We’ll use the VALUES function in DAX. So, our disconnected date table is going to equal the values of the date from our Date table. That’s just going to create a one-column calculated table.
And then, we can pull that value in as our slicer.
Instead of a list, we’ll have a single value slicer, but unfortunately, there’s nothing like that in the regular choices. The only way to get a single value slider is from the Generate Series, and that’s not something we can do with dates. What we can do is After.
After gives us what looks like a single value slider, but it’s giving us everything from the date of the slider and all the dates subsequent to that. Now, one of the tricky things about an After slicer is how you harvest it. And so, let’s create a harvest measure.
Harvest Measure For A Table Visual In Power BI
Let’s call it Harvest. The typical harvest measure is based on SELECTEDVALUE. And so, we select the value of our Disconnected Date field.
It doesn’t produce an error, but if we go and drop that into a card, it shows blank.
The reason for that is that SELECTEDVALUE has to return a single value, and the After slicer returns multiple values. It returns everything from the initial date all the way to the end of the slicer. Because it doesn’t return a single value, it’s going to harvest this as Blank. So, we need to take that and alter that measure.
We’ll use the CALCULATE function and then take the minimum (MIN) value of our disconnected date table. And now, the “change in context” that we’re going to want is basically ALLSELECTED. It’s the minimum of everything that is selected in the After slicer. So, we take that and we go to our disconnected date field again.
Now we’re getting exactly what we want, which is the single value out of Harvest.
And we’ve got a nice user experience because not only can we slide, we can go up here and take advantage of this date picker. We can just select the date we want (May 1st, for example) right on the date picker and it shows up as a single value.
Next, we need to create a measure that is going to use that harvested value to filter our table. We’ll call this measure, Within Range. We’ll use a variable here (VAR Cond), and then an IF statement, where we use SELECTEDVALUE around the Date In and Date Out. Then, we want 1 if that condition true, and 0 if it’s false. Finally, we return condition (Cond) at the bottom.
Now we’ve got a measure that does exactly what we want. It just returns one if it’s within the range and zero if it’s not. We can now go to the filter pane, select this table visual, and take our Within Range measure and drop it into the filter pane. We just set it when the value is one, it shows the items. We hit Apply filter and we can see that it’s giving us the right results, C, D, and E.
Conditional Formatting On A Table Visual In Power BI
It’s not filtering the other table visuals, but we can leverage this measure even a bit further by using conditional formatting. Let’s do conditional formatting on Rules and base that on our Within Range measure. Then, we’ll set a rule and pick a color.
With that, we can see that the table visual (bar chart) below changed dynamically.
We can do the same with our scatter chart. We just go to data colors, and again, go to the default color and set up the same rule structure that we set up for our bar chart. And now we’ve got a completely dynamic structure here.

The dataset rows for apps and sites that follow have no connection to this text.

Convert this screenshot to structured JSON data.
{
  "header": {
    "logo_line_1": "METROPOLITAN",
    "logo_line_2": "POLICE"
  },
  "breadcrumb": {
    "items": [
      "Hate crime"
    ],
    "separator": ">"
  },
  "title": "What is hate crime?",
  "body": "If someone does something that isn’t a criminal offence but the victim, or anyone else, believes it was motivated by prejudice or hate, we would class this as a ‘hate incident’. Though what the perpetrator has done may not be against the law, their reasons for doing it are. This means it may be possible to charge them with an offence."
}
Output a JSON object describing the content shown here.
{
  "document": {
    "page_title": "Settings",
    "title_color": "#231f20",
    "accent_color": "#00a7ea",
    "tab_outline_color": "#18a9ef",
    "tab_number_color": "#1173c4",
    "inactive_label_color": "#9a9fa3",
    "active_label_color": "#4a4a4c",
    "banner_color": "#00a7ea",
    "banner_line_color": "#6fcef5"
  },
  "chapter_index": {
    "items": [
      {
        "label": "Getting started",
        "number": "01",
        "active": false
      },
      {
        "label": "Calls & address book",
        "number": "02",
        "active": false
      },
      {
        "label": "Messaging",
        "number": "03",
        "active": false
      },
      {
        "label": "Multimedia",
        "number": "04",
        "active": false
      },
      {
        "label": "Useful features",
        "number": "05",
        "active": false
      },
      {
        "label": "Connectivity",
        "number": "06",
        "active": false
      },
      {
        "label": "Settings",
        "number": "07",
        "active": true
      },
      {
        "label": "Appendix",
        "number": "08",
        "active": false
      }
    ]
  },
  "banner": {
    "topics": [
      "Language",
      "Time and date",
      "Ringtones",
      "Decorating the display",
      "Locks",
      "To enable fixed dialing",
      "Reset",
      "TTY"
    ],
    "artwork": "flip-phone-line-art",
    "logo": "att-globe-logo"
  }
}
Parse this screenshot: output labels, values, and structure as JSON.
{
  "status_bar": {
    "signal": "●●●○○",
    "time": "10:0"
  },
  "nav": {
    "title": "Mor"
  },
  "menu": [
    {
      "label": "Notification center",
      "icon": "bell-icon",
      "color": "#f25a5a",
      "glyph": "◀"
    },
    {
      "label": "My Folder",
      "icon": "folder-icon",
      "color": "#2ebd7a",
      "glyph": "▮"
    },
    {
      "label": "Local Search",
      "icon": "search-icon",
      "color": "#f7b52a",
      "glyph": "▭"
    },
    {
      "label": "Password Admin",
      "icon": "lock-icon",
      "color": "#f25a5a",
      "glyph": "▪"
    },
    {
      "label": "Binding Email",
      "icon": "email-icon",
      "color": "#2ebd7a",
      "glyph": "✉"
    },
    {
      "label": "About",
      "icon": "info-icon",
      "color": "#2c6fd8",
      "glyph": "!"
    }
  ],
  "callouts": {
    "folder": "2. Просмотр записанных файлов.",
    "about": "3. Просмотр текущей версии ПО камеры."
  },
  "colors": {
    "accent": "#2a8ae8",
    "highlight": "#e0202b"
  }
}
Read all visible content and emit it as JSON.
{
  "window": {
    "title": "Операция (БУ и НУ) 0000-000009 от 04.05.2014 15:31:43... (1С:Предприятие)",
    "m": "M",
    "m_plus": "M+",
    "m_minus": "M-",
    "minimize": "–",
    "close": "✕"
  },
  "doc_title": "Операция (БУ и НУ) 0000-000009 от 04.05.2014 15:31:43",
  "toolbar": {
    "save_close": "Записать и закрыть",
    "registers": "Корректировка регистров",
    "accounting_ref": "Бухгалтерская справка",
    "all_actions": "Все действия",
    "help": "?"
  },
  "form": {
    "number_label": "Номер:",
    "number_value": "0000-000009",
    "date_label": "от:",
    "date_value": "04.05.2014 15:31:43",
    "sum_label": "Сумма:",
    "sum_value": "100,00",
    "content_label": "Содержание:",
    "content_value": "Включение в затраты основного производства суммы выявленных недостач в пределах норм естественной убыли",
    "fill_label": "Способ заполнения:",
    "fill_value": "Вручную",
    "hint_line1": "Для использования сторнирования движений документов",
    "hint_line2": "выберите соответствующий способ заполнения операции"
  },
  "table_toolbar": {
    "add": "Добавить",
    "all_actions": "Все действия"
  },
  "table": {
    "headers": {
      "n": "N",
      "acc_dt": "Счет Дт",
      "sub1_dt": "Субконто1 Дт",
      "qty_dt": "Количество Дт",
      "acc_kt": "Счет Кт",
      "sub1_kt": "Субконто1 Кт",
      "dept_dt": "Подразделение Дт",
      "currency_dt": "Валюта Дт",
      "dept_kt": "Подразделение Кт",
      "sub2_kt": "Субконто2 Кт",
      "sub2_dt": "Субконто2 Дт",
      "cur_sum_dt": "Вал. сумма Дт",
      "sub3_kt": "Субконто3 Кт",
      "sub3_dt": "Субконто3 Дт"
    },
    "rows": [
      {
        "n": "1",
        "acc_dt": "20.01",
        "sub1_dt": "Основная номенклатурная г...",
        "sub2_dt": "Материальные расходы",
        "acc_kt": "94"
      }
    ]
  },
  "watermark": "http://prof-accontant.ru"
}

When we slide our slicer around, it changes all the visuals in exactly the way that Lucas had wanted in terms of filtering the table down to the correct values.
In this blog, I have shown you how to dynamically subset a table visual in Power BI. You’ve learned how to create the correct DAX measure to harvest a value and to use conditional formatting to have completely dynamic table visuals.
I hope you pick up some useful tips along the way. Check out the links below for more related content.